*** DATA TO EXAMINE Section Begins ***
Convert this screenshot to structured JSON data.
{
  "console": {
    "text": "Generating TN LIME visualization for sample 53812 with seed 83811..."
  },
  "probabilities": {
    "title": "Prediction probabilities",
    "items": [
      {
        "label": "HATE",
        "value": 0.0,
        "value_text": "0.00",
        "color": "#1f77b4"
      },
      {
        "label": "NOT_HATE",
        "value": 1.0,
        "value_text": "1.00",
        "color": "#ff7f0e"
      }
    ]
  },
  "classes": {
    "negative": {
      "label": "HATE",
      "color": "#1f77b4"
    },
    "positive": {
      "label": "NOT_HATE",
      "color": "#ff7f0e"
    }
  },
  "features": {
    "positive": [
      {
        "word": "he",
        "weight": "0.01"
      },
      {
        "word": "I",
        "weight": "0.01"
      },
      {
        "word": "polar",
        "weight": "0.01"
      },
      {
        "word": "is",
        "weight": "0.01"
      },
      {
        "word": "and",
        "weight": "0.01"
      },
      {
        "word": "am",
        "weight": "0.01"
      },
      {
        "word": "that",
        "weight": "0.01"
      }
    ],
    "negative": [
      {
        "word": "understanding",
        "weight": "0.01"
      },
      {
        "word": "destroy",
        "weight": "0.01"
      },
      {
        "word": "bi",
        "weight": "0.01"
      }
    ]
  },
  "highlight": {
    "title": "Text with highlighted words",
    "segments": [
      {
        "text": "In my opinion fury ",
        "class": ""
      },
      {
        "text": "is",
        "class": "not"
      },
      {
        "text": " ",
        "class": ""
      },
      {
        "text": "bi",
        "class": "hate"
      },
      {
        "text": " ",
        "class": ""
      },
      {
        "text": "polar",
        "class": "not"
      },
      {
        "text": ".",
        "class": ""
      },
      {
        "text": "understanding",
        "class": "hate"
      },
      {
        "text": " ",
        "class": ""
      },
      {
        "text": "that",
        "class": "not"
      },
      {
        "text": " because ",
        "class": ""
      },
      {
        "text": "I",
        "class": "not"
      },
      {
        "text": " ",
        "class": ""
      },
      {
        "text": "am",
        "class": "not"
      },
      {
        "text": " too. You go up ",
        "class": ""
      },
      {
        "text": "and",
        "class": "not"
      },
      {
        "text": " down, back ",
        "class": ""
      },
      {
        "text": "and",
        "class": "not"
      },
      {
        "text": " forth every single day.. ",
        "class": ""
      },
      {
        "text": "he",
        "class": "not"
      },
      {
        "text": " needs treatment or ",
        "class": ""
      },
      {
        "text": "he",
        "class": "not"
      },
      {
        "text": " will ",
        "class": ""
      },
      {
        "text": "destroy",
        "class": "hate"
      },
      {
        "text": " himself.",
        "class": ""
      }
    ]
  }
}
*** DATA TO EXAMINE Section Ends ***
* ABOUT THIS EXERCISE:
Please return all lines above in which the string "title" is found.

* RESULT OF THIS EXERCISE:
    "title": "Prediction probabilities",
    "title": "Text with highlighted words",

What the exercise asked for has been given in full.